Rogue applications are an unfortunate part of reality for Android. Even though they are certainly not exclusive to Google’s mobile operating system, it almost seems as if there are more Android-based ones, seeing how many security researchers continually report malware. To help fight back, Google included a feature within Android 7.1 Nougat that has flown under the radar, but kicks users exit out of malicious apps.
XDA Developers features a thorough breakdown of the feature, but the general idea is that “panic detection” pays attention to how many times you press the back button within a certain amount of time. This is in order to differentiate a regular button press from the four button presses needed to activate the feature, with 0.3 seconds per tap acting as the grace period during which panic detection checks for further key presses.

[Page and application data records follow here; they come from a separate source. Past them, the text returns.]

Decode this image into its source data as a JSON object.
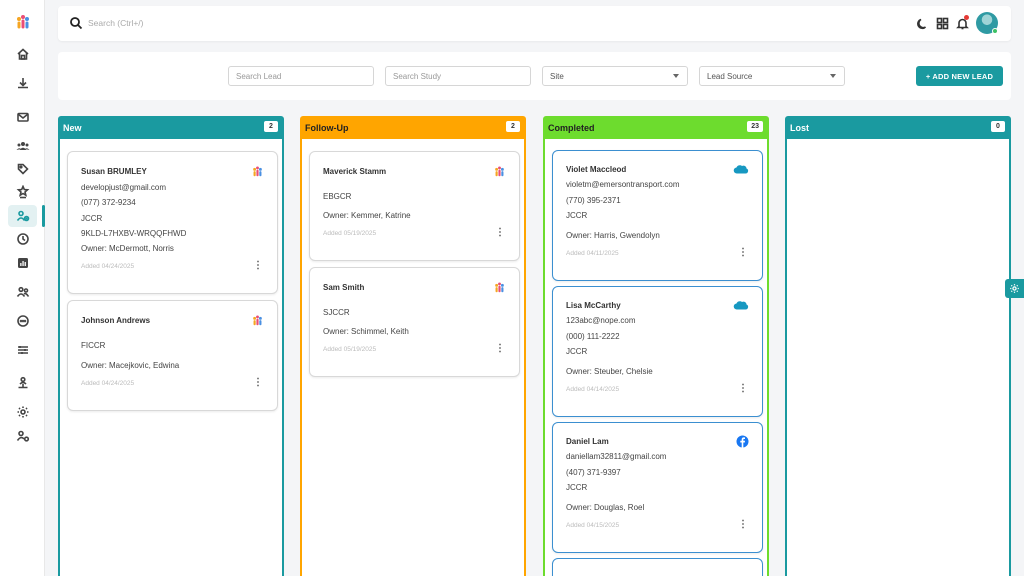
{
  "colors": {
    "accent": "#1a9aa0",
    "new": "#1a9aa0",
    "followup": "#ffa500",
    "completed": "#6ddc2e",
    "lost": "#1a9aa0",
    "card_highlight": "#3b8fd0"
  },
  "topbar": {
    "search_placeholder": "Search (Ctrl+/)",
    "icons": [
      "moon-icon",
      "grid-icon",
      "bell-icon",
      "avatar"
    ]
  },
  "filters": {
    "search_lead_placeholder": "Search Lead",
    "search_study_placeholder": "Search Study",
    "site_label": "Site",
    "lead_source_label": "Lead Source",
    "add_button_label": "+ ADD NEW LEAD"
  },
  "columns": [
    {
      "title": "New",
      "count": "2",
      "cards": [
        {
          "name": "Susan BRUMLEY",
          "lines": [
            "developjust@gmail.com",
            "(077) 372-9234",
            "JCCR",
            "9KLD-L7HXBV-WRQQFHWD",
            "Owner:  McDermott, Norris"
          ],
          "added": "Added 04/24/2025",
          "source": "logo-icon"
        },
        {
          "name": "Johnson Andrews",
          "lines": [
            "FICCR",
            "Owner:  Macejkovic, Edwina"
          ],
          "added": "Added 04/24/2025",
          "source": "logo-icon"
        }
      ]
    },
    {
      "title": "Follow-Up",
      "count": "2",
      "cards": [
        {
          "name": "Maverick Stamm",
          "lines": [
            "EBGCR",
            "Owner:  Kemmer, Katrine"
          ],
          "added": "Added 05/19/2025",
          "source": "logo-icon"
        },
        {
          "name": "Sam Smith",
          "lines": [
            "SJCCR",
            "Owner:  Schimmel, Keith"
          ],
          "added": "Added 05/19/2025",
          "source": "logo-icon"
        }
      ]
    },
    {
      "title": "Completed",
      "count": "23",
      "cards": [
        {
          "name": "Violet Maccleod",
          "lines": [
            "violetm@emersontransport.com",
            "(770) 395-2371",
            "JCCR",
            "Owner:  Harris, Gwendolyn"
          ],
          "added": "Added 04/11/2025",
          "source": "salesforce-icon"
        },
        {
          "name": "Lisa McCarthy",
          "lines": [
            "123abc@nope.com",
            "(000) 111-2222",
            "JCCR",
            "Owner:  Steuber, Chelsie"
          ],
          "added": "Added 04/14/2025",
          "source": "salesforce-icon"
        },
        {
          "name": "Daniel Lam",
          "lines": [
            "daniellam32811@gmail.com",
            "(407) 371-9397",
            "JCCR",
            "Owner:  Douglas, Roel"
          ],
          "added": "Added 04/15/2025",
          "source": "facebook-icon"
        }
      ]
    },
    {
      "title": "Lost",
      "count": "0",
      "cards": []
    }
  ]
}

This allows the operating system to override the app and send you back to the home screen, particularly useful if a rogue app takes over the display and prevents you from backing out of it. From there, you can uninstall the malicious app and be on your merry way.
Google does not advertise this feature for one reason or another, but it is very useful for those who accidentally download a malicious app. Then again, the number of folks not on Android 7.1 greatly number the number of people who are. Panic detection is also a feature that hackers will try to exploit and, as such, try to keep it from working so people remain stuck in their scam apps.